The CPA will reproduce a full report by the end of November, a press conference was held this morning which can be seen below, as can the interim report.
Throughout polling day, members of the CPA visited 44 out of the 56 polling stations across the 12 constituencies and observed the count in four consistencies.
They found that while the election ran smoothly, observers also identified several areas for improvement, including polling station accessibility.
In a statement, the CPA said: ‘The Mission also found that half of all polling stations observed were not independently accessible to voters with mobility issues because of a lack of an adequate step-free access.’
The Head of Mission, Stewart Dickson MLA from Northern Ireland this morning told a press conference that while a ramp would be made available upon request at many stations and other adjustments could be made, this singled out disabled people and meant they didn’t have the access they should have without having to ask.
While the island has elected a record 10 female candidates, they do seem to have targeted more for abuse both in terms of damaging signs and posters and online abuse on social media. The mission said they found this ‘worrying’.
Deputy Returning Officers

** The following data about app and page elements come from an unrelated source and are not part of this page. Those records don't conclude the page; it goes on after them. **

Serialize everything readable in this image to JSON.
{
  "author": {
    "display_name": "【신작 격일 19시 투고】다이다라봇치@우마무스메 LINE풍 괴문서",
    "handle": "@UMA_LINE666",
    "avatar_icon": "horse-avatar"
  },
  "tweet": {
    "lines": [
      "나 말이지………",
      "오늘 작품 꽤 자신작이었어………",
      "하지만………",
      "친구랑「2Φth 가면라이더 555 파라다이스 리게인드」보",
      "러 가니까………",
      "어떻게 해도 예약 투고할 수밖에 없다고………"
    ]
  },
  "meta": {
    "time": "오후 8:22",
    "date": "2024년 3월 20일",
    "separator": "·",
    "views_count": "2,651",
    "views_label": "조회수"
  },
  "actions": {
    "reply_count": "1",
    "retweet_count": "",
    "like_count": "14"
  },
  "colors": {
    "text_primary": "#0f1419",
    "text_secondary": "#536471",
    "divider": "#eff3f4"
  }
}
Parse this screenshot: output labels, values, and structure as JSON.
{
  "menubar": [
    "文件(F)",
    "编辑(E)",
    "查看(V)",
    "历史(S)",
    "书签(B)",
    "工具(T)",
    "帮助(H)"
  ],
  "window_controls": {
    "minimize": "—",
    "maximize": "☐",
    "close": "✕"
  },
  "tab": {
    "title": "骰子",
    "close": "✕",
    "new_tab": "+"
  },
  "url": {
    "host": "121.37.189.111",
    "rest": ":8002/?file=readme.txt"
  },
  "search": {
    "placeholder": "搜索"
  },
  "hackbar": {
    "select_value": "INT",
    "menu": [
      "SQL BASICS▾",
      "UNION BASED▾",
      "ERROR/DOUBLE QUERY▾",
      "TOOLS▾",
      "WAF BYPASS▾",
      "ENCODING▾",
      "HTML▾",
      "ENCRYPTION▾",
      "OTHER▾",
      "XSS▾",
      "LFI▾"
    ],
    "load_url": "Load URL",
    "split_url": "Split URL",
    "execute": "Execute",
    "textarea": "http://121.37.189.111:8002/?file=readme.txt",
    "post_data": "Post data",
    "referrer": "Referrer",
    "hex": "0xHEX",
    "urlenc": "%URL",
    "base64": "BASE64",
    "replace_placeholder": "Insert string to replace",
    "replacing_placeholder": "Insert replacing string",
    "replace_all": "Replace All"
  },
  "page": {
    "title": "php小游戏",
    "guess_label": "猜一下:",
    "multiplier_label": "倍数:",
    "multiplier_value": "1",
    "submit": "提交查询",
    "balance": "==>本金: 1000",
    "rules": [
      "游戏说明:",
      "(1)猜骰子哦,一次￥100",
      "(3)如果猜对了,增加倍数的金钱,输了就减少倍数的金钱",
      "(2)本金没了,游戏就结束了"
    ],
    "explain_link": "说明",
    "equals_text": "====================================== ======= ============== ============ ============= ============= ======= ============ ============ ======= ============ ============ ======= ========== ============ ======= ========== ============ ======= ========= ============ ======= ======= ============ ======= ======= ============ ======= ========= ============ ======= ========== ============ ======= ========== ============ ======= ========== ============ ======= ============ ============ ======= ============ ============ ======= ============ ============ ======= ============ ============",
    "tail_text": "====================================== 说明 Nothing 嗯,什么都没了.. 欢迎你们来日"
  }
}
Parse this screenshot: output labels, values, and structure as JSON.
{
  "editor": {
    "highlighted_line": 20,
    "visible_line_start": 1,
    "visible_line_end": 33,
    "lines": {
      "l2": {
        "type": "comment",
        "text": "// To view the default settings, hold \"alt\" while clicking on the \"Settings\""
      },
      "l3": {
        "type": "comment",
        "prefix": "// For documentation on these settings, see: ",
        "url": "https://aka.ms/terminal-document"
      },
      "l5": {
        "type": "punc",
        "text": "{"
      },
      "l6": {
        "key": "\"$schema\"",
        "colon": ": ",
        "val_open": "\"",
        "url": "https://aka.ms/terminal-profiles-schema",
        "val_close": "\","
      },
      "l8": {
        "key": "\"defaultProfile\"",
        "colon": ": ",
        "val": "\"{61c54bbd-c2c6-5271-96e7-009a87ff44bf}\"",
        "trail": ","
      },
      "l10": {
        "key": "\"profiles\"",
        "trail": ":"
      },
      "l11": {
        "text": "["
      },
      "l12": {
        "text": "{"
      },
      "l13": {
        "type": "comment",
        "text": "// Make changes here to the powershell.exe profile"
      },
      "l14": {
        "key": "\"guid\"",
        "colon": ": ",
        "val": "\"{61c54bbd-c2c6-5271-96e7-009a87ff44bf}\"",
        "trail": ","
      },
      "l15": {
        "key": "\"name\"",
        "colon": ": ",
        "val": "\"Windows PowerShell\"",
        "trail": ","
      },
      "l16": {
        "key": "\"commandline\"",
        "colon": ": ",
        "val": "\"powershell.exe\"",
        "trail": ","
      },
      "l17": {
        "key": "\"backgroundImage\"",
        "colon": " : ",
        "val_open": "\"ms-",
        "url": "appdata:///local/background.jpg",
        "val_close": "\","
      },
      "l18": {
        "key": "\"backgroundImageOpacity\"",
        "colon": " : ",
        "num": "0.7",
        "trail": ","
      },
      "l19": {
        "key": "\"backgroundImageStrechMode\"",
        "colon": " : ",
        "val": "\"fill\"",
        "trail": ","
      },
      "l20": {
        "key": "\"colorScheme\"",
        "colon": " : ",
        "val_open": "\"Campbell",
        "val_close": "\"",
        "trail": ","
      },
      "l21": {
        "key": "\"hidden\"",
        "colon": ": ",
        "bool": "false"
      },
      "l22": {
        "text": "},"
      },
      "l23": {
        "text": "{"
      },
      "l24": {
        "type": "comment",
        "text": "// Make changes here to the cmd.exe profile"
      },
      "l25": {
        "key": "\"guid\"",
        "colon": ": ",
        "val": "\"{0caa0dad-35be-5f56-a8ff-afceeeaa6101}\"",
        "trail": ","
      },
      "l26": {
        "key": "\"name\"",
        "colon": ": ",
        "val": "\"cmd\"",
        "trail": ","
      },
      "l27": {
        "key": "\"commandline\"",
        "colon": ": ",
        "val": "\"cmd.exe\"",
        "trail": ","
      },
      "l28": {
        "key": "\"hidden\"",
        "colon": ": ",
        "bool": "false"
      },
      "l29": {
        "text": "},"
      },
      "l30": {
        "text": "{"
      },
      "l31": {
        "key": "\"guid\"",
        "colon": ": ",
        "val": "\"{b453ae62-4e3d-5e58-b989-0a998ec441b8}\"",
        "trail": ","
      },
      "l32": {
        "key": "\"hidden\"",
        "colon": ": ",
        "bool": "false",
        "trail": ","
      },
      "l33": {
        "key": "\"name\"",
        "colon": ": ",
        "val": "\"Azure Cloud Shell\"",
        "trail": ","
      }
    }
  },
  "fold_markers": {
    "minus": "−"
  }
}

The CPA mission noted that there is limited training provided for deputy returning officers and while this won’t have altered results, there are concerns about a lack of standard practice being followed at different polling stations.
The statement said: ‘ Training for Deputy Returning Officers appears to be limited, and the interpretation and implementation of the legal framework for the electoral process is determined by individual Deputy Returning Officers. This led to regulations being implemented differently across constituencies, although this did not seem to affect the integrity of the process as a whole.’
A further point was made that polling staff were only being trained ‘at the opening of the polls’. The mission said: ‘This should not be considered an appropriate method of training.’
The report also confirms that one party candidate, who Gef believes was a Green Party candidate, did not have his party printed onto the ballot paper alongside his name. While it isn’t possible to say if this would’ve altered any results, this is in breach of Regulation 20(2)(c) of the Elections (Keys) Regulations 2021. In another incident, an unknown number of ballot papers were printed black.
The other minor area that is highlighted in this report is of boundary delimitation (where boundaries go) while a review is understood to be planned of these, the mission found that ‘the governing principles of equality and of an independent review are not spelled out in law. This limits the transparency of boundary delimitation’.
Mr Dickson said: ‘Following extensive and inclusive electoral reform, the Isle of Man has delivered a well-administered and competitive election. Innovative practices were successfully implemented. Despite efforts made, further improvements are still needed in terms of polling station accessibility and the consistency of the administration of the election.’
You can read the report here.